Questionnaires of Risk Tolerance, Regret, Overconfidence, and Other Investor Propensities
28 Pages Posted: 9 Feb 2010 Last revised: 15 Mar 2012
Date Written: March 10, 2012
Typical risk questionnaires aimed at helping advisors guide investors are deficient in five ways. First, each investor has a multitude of risk tolerances, one for each goal and its mental account. Probes for one global risk tolerance miss that multitude. Second, the links between answers to questions in risk questionnaires and recommended portfolio allocations are governed by opaque rules of thumb rather than by transparent theory. Third, investors' risk tolerance varies by circumstances and associated emotions. Failure to account for such variations biases assessments of risk tolerance. Fourth, risk tolerance varies when assessed in foresight or hindsight. Hindsight amplifies regret. Investors with high propensity for hindsight and regret might claim, in hindsight, that advisors have overstated their risk tolerance. Fifth, investor propensities other than risk tolerance and regret matter to advisors as they guide investors. We discuss these deficiencies and offer remedies, based on a survey of more than 2,500 people.
Keywords: Risk tolerance, Overconfidence, Hindsight, Regret, Trust, Maximization, Portfolio Theory, Behavioral Finance, Financial Advisors

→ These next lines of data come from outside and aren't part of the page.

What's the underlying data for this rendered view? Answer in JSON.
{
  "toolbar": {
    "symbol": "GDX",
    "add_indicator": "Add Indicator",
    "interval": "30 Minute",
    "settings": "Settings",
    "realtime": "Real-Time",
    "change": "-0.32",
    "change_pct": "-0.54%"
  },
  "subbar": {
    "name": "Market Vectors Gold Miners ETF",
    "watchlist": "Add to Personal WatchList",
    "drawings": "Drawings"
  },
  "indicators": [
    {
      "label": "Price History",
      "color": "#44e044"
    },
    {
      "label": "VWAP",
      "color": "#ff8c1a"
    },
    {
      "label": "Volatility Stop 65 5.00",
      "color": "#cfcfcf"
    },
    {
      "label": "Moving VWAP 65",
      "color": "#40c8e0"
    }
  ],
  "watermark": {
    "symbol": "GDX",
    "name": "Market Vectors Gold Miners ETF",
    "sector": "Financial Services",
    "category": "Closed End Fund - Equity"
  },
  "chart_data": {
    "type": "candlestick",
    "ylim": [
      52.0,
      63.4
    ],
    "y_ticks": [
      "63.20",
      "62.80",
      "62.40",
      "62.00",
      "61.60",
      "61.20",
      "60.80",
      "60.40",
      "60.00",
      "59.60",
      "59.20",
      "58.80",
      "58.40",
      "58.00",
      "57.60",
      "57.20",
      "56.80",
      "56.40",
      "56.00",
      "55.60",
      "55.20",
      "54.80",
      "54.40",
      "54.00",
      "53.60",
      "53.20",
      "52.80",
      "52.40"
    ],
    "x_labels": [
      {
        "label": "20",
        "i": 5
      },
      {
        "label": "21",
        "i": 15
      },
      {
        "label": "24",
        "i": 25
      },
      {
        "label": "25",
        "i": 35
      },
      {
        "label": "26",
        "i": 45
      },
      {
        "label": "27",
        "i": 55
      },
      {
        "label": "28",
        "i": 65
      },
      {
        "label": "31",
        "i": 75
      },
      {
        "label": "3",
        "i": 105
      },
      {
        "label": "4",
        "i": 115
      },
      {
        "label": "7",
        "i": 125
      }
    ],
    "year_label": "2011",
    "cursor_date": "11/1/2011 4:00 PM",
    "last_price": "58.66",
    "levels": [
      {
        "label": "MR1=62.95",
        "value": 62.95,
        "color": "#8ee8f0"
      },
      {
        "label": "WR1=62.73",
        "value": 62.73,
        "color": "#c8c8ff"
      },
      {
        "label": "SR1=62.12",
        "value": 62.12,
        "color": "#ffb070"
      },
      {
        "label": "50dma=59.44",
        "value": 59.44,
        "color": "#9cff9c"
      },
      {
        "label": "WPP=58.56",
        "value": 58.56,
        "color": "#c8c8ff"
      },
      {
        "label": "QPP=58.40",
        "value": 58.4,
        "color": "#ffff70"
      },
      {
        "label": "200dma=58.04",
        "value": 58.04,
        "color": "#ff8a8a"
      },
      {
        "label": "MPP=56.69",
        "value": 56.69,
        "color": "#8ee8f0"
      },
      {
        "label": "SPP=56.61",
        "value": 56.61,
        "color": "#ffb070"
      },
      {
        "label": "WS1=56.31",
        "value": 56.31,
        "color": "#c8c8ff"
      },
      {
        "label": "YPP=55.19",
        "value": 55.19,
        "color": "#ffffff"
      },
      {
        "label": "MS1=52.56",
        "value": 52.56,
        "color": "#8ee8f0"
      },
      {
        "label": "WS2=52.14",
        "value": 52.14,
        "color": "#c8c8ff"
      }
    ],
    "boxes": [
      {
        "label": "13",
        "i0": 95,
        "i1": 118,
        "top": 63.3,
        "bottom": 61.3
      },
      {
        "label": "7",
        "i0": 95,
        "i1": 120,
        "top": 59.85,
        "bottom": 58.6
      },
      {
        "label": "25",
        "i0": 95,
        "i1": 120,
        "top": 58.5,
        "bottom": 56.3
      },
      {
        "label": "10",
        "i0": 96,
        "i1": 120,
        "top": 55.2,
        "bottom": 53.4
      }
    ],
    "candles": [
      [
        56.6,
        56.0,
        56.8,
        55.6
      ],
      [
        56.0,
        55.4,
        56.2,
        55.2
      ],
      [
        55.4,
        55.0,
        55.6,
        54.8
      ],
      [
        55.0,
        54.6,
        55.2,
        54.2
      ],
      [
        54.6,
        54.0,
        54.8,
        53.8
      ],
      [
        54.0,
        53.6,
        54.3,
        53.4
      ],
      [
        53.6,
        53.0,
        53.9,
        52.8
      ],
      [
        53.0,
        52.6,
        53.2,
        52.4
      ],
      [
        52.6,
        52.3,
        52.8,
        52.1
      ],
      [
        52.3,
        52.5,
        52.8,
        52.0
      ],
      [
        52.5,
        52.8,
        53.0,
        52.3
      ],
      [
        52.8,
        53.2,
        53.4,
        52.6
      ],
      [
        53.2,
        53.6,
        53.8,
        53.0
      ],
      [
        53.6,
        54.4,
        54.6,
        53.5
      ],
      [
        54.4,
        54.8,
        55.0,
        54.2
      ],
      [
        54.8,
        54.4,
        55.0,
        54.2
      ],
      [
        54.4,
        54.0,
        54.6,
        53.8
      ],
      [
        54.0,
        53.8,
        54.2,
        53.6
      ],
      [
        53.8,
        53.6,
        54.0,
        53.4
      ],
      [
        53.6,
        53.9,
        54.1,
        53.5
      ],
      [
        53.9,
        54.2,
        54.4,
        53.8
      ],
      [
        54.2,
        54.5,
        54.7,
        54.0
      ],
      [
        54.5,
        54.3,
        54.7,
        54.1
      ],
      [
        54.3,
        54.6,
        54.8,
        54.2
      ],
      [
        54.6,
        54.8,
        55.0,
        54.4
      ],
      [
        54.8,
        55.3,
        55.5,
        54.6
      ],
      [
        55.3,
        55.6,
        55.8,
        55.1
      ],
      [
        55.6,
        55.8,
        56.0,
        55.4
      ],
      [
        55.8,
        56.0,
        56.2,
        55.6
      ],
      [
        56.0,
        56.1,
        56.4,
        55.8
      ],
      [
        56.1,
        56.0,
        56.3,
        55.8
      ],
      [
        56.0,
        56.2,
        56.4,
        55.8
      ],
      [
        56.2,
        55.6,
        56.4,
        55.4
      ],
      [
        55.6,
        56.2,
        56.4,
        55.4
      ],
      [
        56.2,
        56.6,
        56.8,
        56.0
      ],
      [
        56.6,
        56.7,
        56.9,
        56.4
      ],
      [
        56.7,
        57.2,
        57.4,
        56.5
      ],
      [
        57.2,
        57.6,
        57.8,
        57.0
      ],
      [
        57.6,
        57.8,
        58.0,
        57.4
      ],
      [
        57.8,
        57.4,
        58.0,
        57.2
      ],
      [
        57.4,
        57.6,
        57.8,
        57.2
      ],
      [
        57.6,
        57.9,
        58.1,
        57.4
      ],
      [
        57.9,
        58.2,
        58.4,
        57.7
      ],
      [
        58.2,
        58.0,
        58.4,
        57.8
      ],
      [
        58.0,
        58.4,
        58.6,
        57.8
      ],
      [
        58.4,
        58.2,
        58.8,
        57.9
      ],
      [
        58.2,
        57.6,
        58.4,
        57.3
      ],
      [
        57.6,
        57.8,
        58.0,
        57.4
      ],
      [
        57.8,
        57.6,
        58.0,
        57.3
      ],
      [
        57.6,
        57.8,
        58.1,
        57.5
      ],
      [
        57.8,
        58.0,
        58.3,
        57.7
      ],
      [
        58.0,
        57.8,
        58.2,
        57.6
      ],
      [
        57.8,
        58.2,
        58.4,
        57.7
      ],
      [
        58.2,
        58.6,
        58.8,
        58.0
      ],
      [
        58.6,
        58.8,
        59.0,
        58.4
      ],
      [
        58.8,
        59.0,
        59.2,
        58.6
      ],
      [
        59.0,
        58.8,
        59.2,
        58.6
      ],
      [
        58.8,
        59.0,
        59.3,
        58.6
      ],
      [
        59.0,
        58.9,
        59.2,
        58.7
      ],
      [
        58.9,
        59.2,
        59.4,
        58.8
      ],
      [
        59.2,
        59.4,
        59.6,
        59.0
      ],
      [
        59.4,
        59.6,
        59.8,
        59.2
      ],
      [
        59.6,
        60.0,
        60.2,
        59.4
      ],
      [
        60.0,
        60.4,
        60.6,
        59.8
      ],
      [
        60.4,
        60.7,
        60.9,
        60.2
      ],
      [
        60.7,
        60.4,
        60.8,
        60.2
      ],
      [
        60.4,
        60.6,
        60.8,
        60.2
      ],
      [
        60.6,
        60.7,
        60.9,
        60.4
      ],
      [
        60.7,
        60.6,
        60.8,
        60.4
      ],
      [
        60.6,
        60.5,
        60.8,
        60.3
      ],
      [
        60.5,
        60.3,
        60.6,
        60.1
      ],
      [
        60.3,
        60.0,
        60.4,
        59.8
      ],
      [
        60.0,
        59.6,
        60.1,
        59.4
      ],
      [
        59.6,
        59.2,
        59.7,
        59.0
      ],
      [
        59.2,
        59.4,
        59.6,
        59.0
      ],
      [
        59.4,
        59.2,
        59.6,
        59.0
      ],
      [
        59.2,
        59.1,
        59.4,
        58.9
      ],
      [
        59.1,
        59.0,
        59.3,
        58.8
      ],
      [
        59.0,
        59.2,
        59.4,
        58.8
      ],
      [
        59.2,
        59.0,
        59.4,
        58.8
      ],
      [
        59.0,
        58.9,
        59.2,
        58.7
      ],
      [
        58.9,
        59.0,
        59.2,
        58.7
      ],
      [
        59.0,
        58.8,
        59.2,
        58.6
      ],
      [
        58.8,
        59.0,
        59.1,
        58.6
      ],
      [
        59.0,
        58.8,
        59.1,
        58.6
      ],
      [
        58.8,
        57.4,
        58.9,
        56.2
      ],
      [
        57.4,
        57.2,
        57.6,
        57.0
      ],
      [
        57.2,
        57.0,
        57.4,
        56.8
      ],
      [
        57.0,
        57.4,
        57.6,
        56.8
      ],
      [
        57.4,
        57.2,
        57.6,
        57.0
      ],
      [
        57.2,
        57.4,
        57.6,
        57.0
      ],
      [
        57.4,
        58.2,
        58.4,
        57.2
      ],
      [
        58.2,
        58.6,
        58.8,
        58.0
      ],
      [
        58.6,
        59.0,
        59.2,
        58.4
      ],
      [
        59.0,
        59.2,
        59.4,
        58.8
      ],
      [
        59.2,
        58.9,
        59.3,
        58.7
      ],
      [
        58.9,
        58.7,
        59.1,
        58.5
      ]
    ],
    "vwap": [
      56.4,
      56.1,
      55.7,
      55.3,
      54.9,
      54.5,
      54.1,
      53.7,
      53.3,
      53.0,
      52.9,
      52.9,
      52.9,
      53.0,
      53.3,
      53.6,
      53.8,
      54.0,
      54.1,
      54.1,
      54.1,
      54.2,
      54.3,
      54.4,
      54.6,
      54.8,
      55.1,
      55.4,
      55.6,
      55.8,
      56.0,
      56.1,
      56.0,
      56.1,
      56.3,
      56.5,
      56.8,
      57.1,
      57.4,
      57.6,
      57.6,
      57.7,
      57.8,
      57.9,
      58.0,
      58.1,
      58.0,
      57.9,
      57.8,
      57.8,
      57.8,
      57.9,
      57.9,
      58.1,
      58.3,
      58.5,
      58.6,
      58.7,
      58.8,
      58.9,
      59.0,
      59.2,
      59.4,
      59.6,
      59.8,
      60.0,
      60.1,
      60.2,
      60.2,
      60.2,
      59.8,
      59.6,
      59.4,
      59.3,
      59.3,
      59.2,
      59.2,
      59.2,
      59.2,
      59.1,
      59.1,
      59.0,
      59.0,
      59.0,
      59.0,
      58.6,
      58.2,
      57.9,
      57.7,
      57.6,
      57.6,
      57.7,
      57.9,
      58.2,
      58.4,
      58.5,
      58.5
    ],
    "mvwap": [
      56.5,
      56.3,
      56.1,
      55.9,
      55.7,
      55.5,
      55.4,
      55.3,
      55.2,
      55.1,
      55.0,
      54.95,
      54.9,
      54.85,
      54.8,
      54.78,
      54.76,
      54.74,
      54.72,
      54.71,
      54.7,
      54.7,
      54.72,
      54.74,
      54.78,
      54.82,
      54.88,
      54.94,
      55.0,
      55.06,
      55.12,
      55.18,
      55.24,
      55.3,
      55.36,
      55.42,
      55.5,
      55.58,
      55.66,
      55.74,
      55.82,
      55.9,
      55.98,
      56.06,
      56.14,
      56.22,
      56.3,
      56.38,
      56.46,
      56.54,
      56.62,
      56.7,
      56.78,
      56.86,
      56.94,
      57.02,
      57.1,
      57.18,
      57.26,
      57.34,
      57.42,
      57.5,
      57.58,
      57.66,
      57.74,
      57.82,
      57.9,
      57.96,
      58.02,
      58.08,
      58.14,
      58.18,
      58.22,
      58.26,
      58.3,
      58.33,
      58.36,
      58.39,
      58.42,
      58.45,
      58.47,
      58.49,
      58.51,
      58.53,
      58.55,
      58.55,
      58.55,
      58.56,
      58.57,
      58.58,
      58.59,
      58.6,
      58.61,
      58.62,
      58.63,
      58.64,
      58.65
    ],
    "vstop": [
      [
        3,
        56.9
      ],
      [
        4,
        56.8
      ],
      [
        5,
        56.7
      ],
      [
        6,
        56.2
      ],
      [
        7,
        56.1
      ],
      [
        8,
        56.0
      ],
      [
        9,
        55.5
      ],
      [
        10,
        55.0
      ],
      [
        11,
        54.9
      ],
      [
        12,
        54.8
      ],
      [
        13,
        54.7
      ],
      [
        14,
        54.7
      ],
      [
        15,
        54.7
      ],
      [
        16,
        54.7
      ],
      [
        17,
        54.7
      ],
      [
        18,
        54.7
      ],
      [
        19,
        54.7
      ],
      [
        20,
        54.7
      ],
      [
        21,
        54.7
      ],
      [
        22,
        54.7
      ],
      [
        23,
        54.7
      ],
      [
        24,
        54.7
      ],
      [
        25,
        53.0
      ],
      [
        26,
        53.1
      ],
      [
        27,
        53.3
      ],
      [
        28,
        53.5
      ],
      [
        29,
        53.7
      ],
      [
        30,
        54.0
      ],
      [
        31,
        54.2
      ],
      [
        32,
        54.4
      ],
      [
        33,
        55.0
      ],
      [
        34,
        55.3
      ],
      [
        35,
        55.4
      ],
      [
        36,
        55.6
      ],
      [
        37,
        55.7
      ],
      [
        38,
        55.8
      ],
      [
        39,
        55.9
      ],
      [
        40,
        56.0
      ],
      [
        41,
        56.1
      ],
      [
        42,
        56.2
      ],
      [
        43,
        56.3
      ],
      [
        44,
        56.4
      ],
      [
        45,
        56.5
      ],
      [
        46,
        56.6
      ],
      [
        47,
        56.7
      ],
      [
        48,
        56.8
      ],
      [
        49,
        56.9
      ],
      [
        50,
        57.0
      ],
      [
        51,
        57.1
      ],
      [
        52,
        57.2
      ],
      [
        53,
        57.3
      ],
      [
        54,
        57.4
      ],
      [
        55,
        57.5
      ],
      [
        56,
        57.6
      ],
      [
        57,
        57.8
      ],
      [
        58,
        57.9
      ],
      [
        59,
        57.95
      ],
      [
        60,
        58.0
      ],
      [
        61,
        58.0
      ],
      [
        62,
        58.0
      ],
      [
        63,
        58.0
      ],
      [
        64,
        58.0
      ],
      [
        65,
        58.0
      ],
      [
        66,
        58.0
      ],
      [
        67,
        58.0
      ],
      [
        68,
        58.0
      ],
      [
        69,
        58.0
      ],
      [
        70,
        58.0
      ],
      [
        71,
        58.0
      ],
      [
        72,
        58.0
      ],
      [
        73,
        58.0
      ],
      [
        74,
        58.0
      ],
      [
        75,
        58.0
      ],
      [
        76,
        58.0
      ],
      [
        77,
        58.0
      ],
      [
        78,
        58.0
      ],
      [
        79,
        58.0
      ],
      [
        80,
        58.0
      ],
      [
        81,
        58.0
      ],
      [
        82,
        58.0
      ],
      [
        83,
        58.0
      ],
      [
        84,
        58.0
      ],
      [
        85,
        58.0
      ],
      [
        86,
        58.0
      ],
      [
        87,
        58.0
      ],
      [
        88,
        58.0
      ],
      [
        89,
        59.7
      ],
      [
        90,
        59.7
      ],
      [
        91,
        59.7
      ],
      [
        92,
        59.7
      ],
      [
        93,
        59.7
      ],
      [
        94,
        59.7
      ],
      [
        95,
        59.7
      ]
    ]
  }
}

JEL Classification: D81, G00, G11
Suggested Citation: Suggested Citation